The Implications of Mismanaged Storm Water
After outlining the storm water management process, it is also important to understand what the dangers of storm water in large quantities is to your city, health and environment. If a storm water management system has many flaws it can have major impacts on drinking water, structures and ecosystems.
There are three primary concerns associated with poorly managed or uncontrolled storm water runoff:
During a time of increased peak discharge (high precipitation rates and winds), the conditions create higher volumes of water. These higher volumes of water are unable to penetrate through roads and buildings, leading to the full volume of the rainfall to sit at the surface and expand its volume. The high volumes of water cause initial flooding and then the more damaging effect is the winds and increased velocity of the water. As the water gains volume, it gains weight and the combined forces of gravity and wind move the water faster and faster. The impermeable surfaces do not slow the water at all. Large volumes of water moving at a fast pace leads to erosion once they encounter permeable ground. Erosion has many implications, causing structural damage, rerouting rivers and streams to create future flooding issues and compounding these effects.

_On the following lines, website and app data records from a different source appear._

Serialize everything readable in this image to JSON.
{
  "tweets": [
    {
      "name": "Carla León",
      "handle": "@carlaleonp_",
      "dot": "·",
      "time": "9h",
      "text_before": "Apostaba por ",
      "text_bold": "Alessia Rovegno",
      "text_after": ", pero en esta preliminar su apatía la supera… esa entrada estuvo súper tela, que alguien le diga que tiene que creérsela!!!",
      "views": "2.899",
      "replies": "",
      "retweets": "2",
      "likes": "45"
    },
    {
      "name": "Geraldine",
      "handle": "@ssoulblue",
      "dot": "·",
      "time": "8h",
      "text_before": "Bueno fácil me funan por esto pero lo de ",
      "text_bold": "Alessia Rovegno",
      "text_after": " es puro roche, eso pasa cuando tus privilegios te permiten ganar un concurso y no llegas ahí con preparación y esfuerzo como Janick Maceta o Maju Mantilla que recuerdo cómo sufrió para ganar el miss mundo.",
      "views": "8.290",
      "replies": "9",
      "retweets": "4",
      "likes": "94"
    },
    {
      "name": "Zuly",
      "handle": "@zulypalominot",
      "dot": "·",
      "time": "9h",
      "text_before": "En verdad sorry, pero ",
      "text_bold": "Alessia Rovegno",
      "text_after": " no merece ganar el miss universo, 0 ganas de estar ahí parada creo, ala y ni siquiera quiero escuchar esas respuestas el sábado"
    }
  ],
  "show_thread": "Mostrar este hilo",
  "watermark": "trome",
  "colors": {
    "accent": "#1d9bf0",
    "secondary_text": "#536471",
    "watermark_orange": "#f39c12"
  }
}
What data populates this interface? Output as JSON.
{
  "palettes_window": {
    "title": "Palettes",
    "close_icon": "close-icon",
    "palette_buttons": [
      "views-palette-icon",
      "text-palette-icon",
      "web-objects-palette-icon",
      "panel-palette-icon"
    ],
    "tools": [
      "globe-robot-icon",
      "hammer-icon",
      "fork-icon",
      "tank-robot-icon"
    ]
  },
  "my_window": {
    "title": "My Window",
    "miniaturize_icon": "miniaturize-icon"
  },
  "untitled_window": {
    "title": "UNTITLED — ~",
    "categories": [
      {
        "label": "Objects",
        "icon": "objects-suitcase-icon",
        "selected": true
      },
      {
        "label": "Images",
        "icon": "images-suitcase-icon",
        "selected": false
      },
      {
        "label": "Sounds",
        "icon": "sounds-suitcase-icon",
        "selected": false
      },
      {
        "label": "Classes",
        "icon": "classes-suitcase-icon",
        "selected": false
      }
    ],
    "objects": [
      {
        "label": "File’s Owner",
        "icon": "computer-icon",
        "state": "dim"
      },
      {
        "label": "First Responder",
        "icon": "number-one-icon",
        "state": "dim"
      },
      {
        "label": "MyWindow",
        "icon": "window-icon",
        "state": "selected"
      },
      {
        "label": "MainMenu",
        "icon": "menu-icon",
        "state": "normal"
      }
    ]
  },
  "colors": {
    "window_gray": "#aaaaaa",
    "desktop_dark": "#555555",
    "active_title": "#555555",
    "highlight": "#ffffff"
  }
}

Reduction in Recharge
Impermeable surfaces means the rainfall is unable to infiltrate the ground, which leads to the depletion of the ground water. The uncontrolled runoff does eventually find a home, more often than not, somewhere besides an aquifer or reservoir. These fresh water sources are depleted for drinking water consumption but two sources of replenishment (groundwater runoff and direct runoff) are cut off.
Runoff water that does not infiltrate the ground through soil is not afforded the chance to be filtered of pollutants. Worse, as it travels across roads, lawns and construction sites, it collects car oil drippings, fertilizers and sediment. Once the water reaches a destination, it has either collected into a pool of unwanted water (flooding) that is full of pollutants and is dangerous for animals and people alike or it has polluted a larger body of fresh water.

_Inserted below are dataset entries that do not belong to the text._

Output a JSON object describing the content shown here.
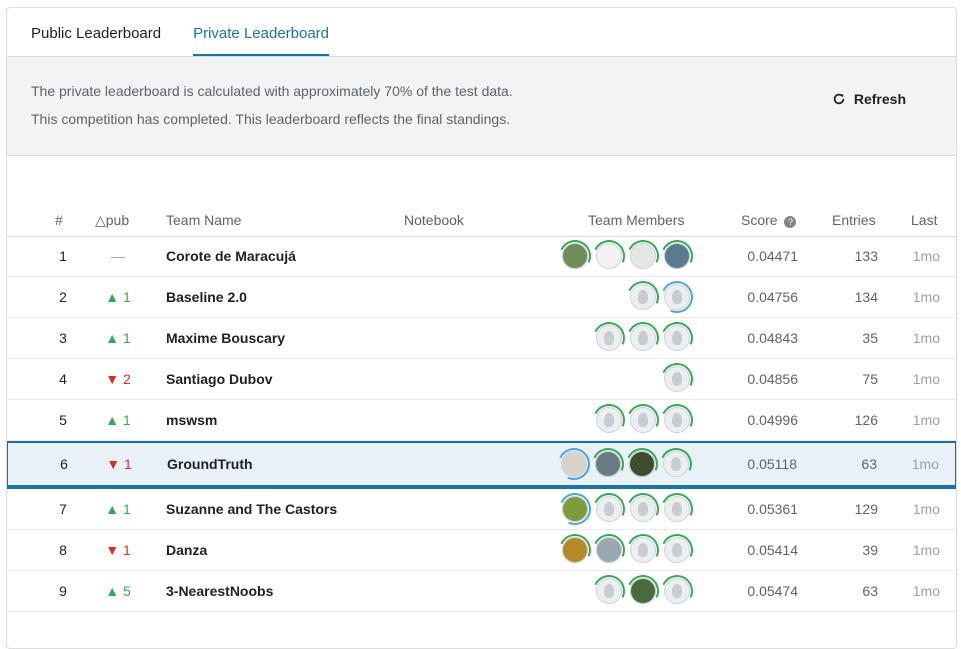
{
  "tabs": [
    {
      "label": "Public Leaderboard",
      "active": false
    },
    {
      "label": "Private Leaderboard",
      "active": true
    }
  ],
  "notice": {
    "line1": "The private leaderboard is calculated with approximately 70% of the test data.",
    "line2": "This competition has completed. This leaderboard reflects the final standings."
  },
  "refresh_label": "Refresh",
  "columns": {
    "rank": "#",
    "delta": "△pub",
    "team": "Team Name",
    "notebook": "Notebook",
    "members": "Team Members",
    "score": "Score",
    "entries": "Entries",
    "last": "Last"
  },
  "rows": [
    {
      "rank": "1",
      "delta": "—",
      "team": "Corote de Maracujá",
      "score": "0.04471",
      "entries": "133",
      "last": "1mo"
    },
    {
      "rank": "2",
      "delta": "▲ 1",
      "team": "Baseline 2.0",
      "score": "0.04756",
      "entries": "134",
      "last": "1mo"
    },
    {
      "rank": "3",
      "delta": "▲ 1",
      "team": "Maxime Bouscary",
      "score": "0.04843",
      "entries": "35",
      "last": "1mo"
    },
    {
      "rank": "4",
      "delta": "▼ 2",
      "team": "Santiago Dubov",
      "score": "0.04856",
      "entries": "75",
      "last": "1mo"
    },
    {
      "rank": "5",
      "delta": "▲ 1",
      "team": "mswsm",
      "score": "0.04996",
      "entries": "126",
      "last": "1mo"
    },
    {
      "rank": "6",
      "delta": "▼ 1",
      "team": "GroundTruth",
      "score": "0.05118",
      "entries": "63",
      "last": "1mo"
    },
    {
      "rank": "7",
      "delta": "▲ 1",
      "team": "Suzanne and The Castors",
      "score": "0.05361",
      "entries": "129",
      "last": "1mo"
    },
    {
      "rank": "8",
      "delta": "▼ 1",
      "team": "Danza",
      "score": "0.05414",
      "entries": "39",
      "last": "1mo"
    },
    {
      "rank": "9",
      "delta": "▲ 5",
      "team": "3-NearestNoobs",
      "score": "0.05474",
      "entries": "63",
      "last": "1mo"
    }
  ],
  "colors": {
    "accent": "#1a73a7",
    "up": "#34a853",
    "down": "#d93025"
  }
}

Urban storm water runoff is regularly found with 77 of the 127 priority pollutants. This water is not easily distinguishable as it enters our water table and aquifers, we cannot simply depend on water treatment processes to filter all of the pollutants, as some pollutants would not be targeted by its processes. The priority should be to implement more storm water management practices in areas that do not have them and make regular inspection part of the maintenance of a city’s water network.
Deep Trekker ROVs offer a cost effective system for inspecting these storm networks and make sure that they continue protecting our cities, our environment and our health. Contact us for more information on how we can help!